Skip to content

Duane C. McBride: “Correlations of Legalism in a Global Sample of Seventh-day Adventists” at CZSS

(9:30 a.m. Pacific / 11:30 a.m. central / 12:30 p.m. eastern)

Duane C. McBride will present “Correlations of Legalism in a Global Sample of Seventh-day Adventists” for the Choir Zoom Sabbath School at Pacific Union College on Saturday, November 11.

This presentation examines data from a 2017/2018 sample of Seventh-day Adventists, focusing on member views toward legalism and the correlates of their views from individual to cultural context.

McBride is a senior research professor of sociology at Andrews University and executive director of the University's Institute for Prevention of Addictions. His master’s degree is in industrial organization from the University of Maryland and PhD in sociology of deviant behavior from the University of Kentucky. He has published over 130 articles, chapters, and monographs on health service research, the etiology and health consequences of substance use, and the role of religion in health behavior in such journals as the American Journal of Public Health, Criminology, Health Service Research, Review of Religious Research, and Journal of Drug Issues. He has also published in major Adventist Church publications such as Ministry Magazine and the Adventist Review.
For about 35 years, McBride was a reviewer and often chair for NIH grant review committees. He also served on the advisory board of the Office of National Drug Control Policy under President Clinton and is currently on the advisory board for the University of Michigan’s Monitoring the Future Project. His research has been supported by the National Institutes of Health, the Robert Wood Johnson Foundation, and the National Institute of Justice as well as the General Conference of Seventh-day Adventists. He is in the top 10 percent of all cited scholars listed in ResearchGate.
Zoom link:

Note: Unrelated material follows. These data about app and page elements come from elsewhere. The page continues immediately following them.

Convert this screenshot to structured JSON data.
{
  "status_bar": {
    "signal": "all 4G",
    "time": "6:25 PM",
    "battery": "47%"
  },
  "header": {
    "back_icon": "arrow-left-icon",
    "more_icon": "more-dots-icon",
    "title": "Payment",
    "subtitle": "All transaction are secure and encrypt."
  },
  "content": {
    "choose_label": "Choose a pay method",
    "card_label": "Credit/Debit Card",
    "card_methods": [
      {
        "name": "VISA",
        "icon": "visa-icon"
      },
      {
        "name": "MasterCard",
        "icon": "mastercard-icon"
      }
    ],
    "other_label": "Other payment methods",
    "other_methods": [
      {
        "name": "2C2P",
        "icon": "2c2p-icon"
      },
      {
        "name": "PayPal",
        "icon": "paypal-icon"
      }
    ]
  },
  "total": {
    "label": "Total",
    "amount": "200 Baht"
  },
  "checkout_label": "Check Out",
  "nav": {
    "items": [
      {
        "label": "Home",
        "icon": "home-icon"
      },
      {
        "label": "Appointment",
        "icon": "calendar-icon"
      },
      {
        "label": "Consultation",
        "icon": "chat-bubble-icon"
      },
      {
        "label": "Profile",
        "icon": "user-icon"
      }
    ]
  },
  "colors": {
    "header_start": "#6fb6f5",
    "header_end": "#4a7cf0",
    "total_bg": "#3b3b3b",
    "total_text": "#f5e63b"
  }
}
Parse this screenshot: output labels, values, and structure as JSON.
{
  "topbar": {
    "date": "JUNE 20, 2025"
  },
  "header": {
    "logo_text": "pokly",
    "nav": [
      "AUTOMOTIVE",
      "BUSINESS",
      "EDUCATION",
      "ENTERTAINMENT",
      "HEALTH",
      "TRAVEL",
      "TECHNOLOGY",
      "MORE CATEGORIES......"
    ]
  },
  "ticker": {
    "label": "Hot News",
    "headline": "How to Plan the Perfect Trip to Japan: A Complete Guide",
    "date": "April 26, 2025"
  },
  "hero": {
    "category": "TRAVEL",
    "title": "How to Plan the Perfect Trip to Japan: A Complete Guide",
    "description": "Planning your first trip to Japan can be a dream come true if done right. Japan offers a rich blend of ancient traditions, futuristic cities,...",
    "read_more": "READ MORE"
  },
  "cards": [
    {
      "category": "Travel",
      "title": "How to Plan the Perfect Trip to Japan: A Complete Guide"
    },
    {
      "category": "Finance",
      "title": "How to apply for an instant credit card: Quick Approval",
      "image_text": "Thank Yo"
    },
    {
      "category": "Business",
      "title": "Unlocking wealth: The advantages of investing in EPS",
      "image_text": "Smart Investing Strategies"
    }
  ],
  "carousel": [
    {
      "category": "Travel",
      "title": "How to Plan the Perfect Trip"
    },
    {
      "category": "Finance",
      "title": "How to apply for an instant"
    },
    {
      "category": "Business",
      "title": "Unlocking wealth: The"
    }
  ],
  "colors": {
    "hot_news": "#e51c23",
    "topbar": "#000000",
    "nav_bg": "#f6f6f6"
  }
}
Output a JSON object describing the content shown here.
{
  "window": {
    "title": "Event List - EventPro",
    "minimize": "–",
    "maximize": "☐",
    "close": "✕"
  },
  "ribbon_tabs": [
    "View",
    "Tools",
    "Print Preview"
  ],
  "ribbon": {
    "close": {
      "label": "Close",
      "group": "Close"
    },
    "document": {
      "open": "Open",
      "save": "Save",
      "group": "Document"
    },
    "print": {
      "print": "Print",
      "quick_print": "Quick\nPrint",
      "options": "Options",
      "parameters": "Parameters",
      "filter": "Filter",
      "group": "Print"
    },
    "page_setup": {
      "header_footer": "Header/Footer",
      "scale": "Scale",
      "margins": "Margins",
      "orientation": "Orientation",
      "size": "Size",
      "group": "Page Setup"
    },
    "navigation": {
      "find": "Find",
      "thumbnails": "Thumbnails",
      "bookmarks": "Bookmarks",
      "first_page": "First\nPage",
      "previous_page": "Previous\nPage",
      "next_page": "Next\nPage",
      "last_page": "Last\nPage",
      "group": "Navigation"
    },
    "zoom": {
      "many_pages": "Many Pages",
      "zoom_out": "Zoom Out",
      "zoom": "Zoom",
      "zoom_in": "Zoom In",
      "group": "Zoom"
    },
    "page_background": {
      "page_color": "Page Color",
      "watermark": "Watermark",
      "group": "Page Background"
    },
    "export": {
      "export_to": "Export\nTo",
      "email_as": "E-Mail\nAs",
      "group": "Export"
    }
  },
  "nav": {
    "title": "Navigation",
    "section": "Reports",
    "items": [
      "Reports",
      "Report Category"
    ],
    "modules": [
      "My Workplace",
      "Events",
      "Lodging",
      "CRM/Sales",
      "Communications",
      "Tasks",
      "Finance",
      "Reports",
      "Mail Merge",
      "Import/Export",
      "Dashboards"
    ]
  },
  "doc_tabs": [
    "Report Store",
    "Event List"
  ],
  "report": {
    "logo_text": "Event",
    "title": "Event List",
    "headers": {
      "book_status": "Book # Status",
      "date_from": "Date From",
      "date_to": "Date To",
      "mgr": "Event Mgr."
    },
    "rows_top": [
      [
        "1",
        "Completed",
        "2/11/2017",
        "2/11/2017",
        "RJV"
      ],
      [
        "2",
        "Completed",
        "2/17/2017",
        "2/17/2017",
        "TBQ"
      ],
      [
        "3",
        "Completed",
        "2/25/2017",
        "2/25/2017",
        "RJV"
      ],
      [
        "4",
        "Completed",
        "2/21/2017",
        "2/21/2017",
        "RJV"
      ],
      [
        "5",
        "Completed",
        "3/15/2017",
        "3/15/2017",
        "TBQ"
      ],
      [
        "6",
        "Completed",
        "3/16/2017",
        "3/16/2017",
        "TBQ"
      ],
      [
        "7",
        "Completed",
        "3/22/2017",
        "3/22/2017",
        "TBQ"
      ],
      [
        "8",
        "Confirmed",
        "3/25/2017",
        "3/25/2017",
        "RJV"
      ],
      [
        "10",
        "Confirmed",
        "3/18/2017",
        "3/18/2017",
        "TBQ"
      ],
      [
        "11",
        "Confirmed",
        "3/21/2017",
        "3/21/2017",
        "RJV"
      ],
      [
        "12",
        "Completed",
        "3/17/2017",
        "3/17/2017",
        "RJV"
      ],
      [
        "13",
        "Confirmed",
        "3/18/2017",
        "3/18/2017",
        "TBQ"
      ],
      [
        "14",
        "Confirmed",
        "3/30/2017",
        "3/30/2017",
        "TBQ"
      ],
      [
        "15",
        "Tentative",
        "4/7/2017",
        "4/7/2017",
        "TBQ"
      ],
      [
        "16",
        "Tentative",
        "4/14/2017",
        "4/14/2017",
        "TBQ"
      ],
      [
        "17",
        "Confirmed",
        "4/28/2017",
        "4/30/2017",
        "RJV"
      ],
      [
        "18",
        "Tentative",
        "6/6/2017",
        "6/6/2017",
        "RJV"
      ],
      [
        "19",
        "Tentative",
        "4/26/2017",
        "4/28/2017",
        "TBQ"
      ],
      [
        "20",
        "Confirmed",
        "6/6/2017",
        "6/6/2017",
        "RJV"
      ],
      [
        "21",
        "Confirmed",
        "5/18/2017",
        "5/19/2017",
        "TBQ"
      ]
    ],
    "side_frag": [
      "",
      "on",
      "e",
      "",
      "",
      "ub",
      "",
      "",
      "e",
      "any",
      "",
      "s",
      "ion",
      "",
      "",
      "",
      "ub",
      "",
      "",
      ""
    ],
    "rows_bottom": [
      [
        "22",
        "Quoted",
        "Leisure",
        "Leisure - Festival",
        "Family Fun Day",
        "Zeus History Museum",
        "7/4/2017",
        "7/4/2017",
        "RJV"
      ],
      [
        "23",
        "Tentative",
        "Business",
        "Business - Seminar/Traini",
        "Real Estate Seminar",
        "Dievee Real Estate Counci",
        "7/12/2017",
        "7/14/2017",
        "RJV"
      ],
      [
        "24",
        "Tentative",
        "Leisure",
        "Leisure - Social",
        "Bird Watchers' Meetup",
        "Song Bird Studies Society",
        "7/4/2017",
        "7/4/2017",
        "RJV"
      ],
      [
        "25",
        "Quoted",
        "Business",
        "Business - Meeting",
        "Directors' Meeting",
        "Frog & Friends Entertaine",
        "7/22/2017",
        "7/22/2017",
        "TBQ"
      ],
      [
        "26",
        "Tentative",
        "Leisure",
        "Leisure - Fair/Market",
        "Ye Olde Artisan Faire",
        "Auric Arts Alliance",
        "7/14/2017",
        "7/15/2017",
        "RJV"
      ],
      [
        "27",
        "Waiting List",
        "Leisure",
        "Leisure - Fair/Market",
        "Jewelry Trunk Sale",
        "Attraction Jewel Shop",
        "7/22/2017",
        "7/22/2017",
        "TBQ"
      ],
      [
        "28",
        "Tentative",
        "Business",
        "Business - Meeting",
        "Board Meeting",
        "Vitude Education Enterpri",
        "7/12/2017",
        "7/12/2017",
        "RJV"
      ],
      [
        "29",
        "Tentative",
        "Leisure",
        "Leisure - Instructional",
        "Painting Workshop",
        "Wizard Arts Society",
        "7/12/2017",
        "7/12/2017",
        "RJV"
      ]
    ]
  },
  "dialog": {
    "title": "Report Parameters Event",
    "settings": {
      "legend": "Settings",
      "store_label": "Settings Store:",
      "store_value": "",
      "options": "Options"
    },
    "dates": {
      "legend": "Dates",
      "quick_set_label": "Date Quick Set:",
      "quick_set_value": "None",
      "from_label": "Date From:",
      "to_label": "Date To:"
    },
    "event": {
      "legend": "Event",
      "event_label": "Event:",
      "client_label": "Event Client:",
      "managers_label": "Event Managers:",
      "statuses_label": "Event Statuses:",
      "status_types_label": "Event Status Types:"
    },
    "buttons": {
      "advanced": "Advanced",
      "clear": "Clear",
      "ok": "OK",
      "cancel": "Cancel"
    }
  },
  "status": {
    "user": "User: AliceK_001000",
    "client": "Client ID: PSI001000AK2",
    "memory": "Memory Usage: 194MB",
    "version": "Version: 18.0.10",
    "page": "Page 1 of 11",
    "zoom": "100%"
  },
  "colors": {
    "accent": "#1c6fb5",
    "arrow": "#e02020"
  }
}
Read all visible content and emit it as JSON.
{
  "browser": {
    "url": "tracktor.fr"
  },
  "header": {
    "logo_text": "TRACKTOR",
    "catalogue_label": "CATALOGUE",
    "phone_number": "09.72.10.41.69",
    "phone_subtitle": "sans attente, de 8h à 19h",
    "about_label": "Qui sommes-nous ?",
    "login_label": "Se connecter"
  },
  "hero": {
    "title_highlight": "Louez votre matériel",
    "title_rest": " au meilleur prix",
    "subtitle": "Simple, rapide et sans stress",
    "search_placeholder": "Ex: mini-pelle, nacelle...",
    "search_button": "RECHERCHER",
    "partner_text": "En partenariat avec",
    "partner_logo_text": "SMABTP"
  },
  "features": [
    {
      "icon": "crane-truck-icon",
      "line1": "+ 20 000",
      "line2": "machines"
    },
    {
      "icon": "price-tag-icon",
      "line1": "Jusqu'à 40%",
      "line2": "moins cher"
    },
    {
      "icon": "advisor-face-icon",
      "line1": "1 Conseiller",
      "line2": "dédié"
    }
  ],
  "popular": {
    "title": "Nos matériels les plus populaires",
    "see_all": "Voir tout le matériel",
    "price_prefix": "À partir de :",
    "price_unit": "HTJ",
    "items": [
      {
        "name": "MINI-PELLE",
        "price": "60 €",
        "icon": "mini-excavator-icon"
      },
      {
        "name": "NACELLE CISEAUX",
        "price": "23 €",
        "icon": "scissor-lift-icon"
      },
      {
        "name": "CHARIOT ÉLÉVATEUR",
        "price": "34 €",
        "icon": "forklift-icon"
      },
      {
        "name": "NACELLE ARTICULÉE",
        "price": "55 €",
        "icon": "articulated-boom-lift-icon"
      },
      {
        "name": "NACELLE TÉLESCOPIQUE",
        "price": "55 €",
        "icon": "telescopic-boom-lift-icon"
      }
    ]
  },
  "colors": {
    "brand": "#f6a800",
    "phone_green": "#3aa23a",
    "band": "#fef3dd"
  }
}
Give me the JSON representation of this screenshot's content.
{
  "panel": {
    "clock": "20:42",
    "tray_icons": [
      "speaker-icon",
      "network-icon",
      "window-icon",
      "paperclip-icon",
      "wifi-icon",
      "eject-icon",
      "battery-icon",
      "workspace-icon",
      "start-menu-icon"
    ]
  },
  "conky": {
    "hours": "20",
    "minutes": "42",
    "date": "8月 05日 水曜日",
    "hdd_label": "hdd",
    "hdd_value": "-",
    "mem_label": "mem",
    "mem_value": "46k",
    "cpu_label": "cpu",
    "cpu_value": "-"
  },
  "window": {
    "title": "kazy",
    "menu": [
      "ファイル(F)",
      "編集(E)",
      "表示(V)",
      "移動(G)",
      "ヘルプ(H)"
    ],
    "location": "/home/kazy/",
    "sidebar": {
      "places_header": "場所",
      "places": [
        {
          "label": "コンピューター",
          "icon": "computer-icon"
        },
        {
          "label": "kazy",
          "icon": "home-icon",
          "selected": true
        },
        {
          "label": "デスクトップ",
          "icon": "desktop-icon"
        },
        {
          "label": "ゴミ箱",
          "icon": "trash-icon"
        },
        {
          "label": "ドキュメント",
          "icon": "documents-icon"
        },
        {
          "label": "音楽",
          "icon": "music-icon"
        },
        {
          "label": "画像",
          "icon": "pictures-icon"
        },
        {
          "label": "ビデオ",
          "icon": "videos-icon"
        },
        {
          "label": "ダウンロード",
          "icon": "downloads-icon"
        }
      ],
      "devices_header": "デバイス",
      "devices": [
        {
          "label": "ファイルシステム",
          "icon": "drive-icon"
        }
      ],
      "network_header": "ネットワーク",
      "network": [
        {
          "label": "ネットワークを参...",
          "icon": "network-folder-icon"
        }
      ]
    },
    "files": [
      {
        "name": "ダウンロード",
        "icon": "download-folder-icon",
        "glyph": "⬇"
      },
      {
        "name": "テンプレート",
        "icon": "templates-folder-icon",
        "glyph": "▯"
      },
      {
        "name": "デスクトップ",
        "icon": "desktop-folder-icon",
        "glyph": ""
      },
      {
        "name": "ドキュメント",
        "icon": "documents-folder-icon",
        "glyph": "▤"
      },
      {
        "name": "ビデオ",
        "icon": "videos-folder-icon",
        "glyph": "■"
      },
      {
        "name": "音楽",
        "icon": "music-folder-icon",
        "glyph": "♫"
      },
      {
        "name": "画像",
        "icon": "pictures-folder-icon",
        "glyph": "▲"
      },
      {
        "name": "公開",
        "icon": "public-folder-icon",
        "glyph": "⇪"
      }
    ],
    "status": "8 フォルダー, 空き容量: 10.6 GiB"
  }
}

Subscribe to our newsletter
Spectrum Newsletter: The latest Adventist news at your fingertips.
This field is for validation purposes and should be left unchanged.